Earlier this month, the US Treasury Department sanctioned cryptocurrency mixing service Tornado Cash, alleging it laundered funds for entities deemed national threats to America.
The Treasury Department’s Office of Foreign Assets Control (OFAC) has identified the following entities: the Tornado Cash organization on GitHub, the tornado.cash website, RPC nodes operated by Ethereum infrastructure providers Alchemy and Infura, $USDC on Tornado Cash contracts with CirclePay, and about 40 Ethereum blockchain addresses that offer virtual currency mixing under the Tornado Cash smart contract application.
Based on the interpretation of those sanctions, GitHub, owned by Microsoft, closed the user accounts of three people who contributed code to the project and deleted the Tornado Cash account along with the source code in the repository.
While none of the three developers have been named to the OFAC’s SDN list, they appear to be wanted by financial crime detectives: one of the three, Tornado Cash developer Alexey Pertsev, was subsequently arrested in Amsterdam by the Dutch police. Police.
Forks of the open source Tornado Cash software have remained on GitHub, and on Monday Matthew Green, a cryptography professor at Johns Hopkins University, published a new fork of the software with the support of the Electronic Frontier Foundation (EFF).
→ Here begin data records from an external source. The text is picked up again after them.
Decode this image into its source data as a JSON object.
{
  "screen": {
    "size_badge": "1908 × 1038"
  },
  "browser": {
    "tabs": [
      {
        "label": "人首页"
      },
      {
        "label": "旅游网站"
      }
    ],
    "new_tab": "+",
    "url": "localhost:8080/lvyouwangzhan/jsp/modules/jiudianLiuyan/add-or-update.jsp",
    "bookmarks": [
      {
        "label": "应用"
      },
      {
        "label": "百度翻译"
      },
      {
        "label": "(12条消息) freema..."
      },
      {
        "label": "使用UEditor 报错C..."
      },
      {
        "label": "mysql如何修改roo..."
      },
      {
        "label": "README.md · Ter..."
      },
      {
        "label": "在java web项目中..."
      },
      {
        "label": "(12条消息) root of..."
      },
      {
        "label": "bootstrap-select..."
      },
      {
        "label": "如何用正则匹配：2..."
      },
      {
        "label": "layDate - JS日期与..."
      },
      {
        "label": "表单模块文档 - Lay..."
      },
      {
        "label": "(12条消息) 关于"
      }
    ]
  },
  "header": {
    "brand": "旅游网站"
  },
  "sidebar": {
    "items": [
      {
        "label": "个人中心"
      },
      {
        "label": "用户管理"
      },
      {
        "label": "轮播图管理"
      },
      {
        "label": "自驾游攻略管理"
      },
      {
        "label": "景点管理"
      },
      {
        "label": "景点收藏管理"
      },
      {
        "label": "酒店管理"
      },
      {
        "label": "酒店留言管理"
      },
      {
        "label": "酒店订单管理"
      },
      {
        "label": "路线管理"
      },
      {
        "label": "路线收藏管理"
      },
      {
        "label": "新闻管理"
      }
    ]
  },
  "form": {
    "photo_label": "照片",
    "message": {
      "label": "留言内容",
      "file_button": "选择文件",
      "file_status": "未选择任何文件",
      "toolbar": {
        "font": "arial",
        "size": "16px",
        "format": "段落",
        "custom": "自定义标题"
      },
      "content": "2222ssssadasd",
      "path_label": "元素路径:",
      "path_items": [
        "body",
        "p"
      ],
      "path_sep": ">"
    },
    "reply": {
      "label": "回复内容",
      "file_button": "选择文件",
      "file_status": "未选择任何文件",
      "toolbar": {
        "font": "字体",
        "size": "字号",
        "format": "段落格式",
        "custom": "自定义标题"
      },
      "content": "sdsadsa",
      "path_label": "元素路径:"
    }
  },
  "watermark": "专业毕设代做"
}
Both Green and Kurt Opsahl, deputy executive director and general counsel of the EFF, previously expressed concerns about the removal of source code by GitHub, arguing that code is speech and that GitHub has suppressed speech by shutting down the Tornado Cash repository. to change gear.
Green says the fork he’s published exists to test whether removing code is ever the right response to sanctions. He says if GitHub removes the code, the EFF will challenge that decision in court.
“In my work as a researcher and instructor at Johns Hopkins, I have made extensive use of Tornado Cash and Tornado Nova source code to teach concepts related to cryptocurrency privacy and zero-knowledge technology,” Green wrote in a commentary. are tornado repositories repo.
“My students have built great projects with the code. The loss or reduced availability of this source code will be detrimental to the scientific and engineering communities.”
He also said he objects to GitHub’s decision to remove the Tornado Cash repo, a decision he attributes to GitHub’s risk mitigation based on the OFAC order. The problem is that the OFAC order is not clear.
Let’s get some clarity
As the EFF explains in a blog post, the OFAC refers to “Tornado Cash” as both a technology and a sanctioned entity. It is the name of the open source project published on GitHub account, of a smart contract application that runs autonomously on the Ethereum blockchain, a website and a number of people involved in creating the currency mixing software.
The EFF said it has asked OFAC to clarify what it means by “Tornado Cash,” but as of Tuesday, a spokesperson said the organization has heard nothing. The register also contacted the Treasury Department for comment and we have not received a reply yet either.
The advocacy organization acknowledges that the government has a legitimate interest in taking action against ransomware and foreign hacking groups, but states that those interests are not served by making the Tornado Cash source code unavailable. The EFF said its main concern is GitHub’s decision to delete the Tornado Cash repo and the accounts of key contributors to the project.
“While GitHub has its own right to decide what happens on its platform, the disappearance of this source code from GitHub after government action created the specter of government action that cooled the publication of this code,” the group said. .
The register asked GitHub to comment on what Green has been up to and whether GitHub plans to bring down the Tornado Cash fork(s).
A GitHub spokesperson replied with a link to the company’s trade control policy and an answer that didn’t answer these questions.
“GitHub’s vision is to be the global platform for collaboration with developers, and we strive to make open source code as widely accessible as possible while adhering to U.S. trade laws,” a spokesperson said in a statement by email. e-mail. “We are thoroughly investigating government sanctions to ensure that users and customers are not affected beyond what is required by law.” ®